Friday, October 2, 2009

Staying Friends

It's easier to make a friend than to keep a friend. Similarly, it does not take too much effort to fall in love at first sight. Staying in love for years or even decades is quite a different challenge.

Friends come and go; so do relationships. Breaking up is traumatic and often makes people feel inadequate, even toxic.

Why does it happen? One reason is that we tend to want our friendships to mirror our family relationships. Not because family ties are so wonderful or gratifying, but because they are indissoluble. You do not choose your family; you are born into it. Worse yet, it does not matter how you behave. Your parents, siblings, and children are yours forever.

Behave that way towards your friends and you will find yourself with fewer and fewer of them.

We choose our friends. We like to think that we choose them freely. We try to be on best behavior around them, because they can distance themselves or even drop us.

Friendship requires far more work than family ties. Instead of making family the prototype of human relationships, we should try to treat our family members like friends. That would surely improve everyone's family life.

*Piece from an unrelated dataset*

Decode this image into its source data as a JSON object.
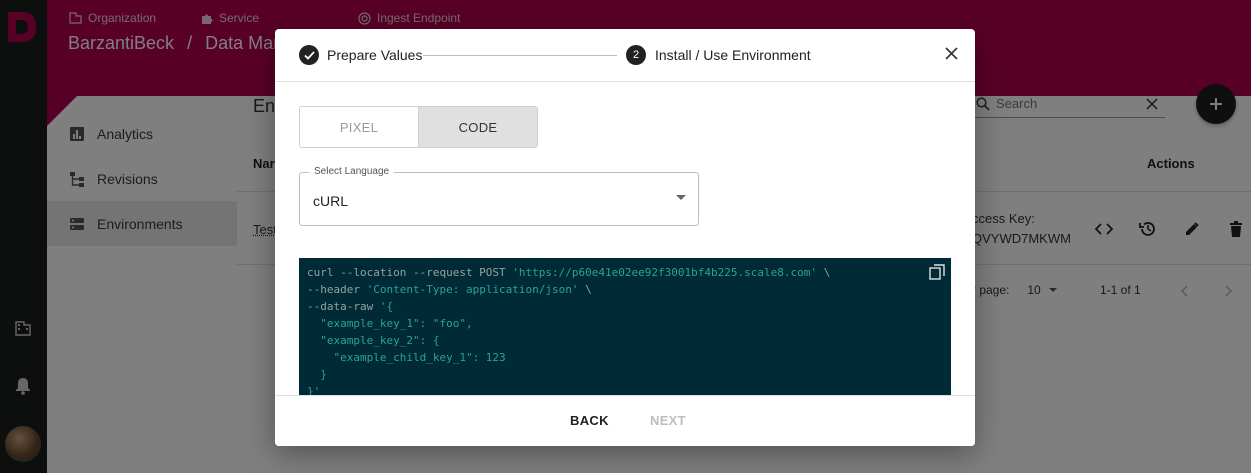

So, how do you stay friends. Dr. Irene Levine has some good suggestions, though she comes at it from the wrong angle. Instead of encouraging you to build your character, she wants you to become aware of your "toxic" qualities. Link here.

Being self-conscious about your toxicity will not make you a better friend. It will induce you to waste too much mental effort fighting with your demons. You would do better to build up what is good about you.

Happily, Levine's toxic qualities can easily be turned around to give us some guidance about how to stay friends.

She lists the following: neediness, volatility, moodiness, bluntness, invasiveness, and insecurity.

Each has more positive face that is worth developing.

First: instead of toxic neediness, try reciprocity. As Levine put it: "Friendships need to be reciprocal. Even an ideal relationship may not be balanced every day or even every year. But there's a give and take that evens out over time."

Reciprocity exists on many levels. From gifts and favors to information and feelings... friends are constantly involved in exchanges. If one or the other friend fails to reciprocate, the friendship will be compromised.

Second: instead of volatility and moodiness, try emotional constancy. We have so often been told that it is good and healthy to express emotion that we have ignored the value of emotional constancy or temperance. People who throw tantrums or create dramatic scenes are not good friend material.

Being even-tempered is the opposite of moodiness. Make it a point to remain on an even emotional keel. No one is going to want to have lunch with you if he does not know which of your many personalities is going to show up.

Third: instead of bluntness and invasiveness, try discretion and tact. Respecting your friend's zone of privacy will make you a better friend.

When you disclose something to your friend and he does not reciprocate, do not turn into the grand inquisitor. He does not owe you a response. If he does not reciprocate that means that you have gone too far. The best approach is to change the subject.

Were it not for the fact that the therapy culture has been teaching people to blurt out what is on their minds, we would probably not have to emphasize that you need to think before you speak and that you should consider the effect your words might have on your listener.

If speaking your mind is going to offend your friend, you can either forget it or reformulate it. If you make it a habit to speak your mind freely and openly you will soon find yourself friendless.

Fourth, instead of insecurity, try confidence. Levine identifies two extreme behaviors as toxic. Bragging too much and being too reticent.

The difficult part is finding the mean between these two extremes. A person who is confident and secure can speak when need be and be silent when need be. He can speak his mind without giving offense and can be silent when that is appropriate.

He is not begging for attention or acting as though he does not deserve any.


Anonymous said...

Would a friend not telling you she has adopted a child _ or that she was even planning too, even though you invited her to your wedding - count as too reticent?

Jack said...

Sometimes love at first sight leads to friendship and a long-lasting relationship. Sometimes. Here's proof -- -- it's a very short video about the moment one woman first saw her future husband and 'just knew.' Almost 50 years later, they're still married. If you like it, click to vote for it and she might wind up as an "aha moment" tv commercial. And check out some of the other videos, too. I think you'll find them quite inspirational.

All the best,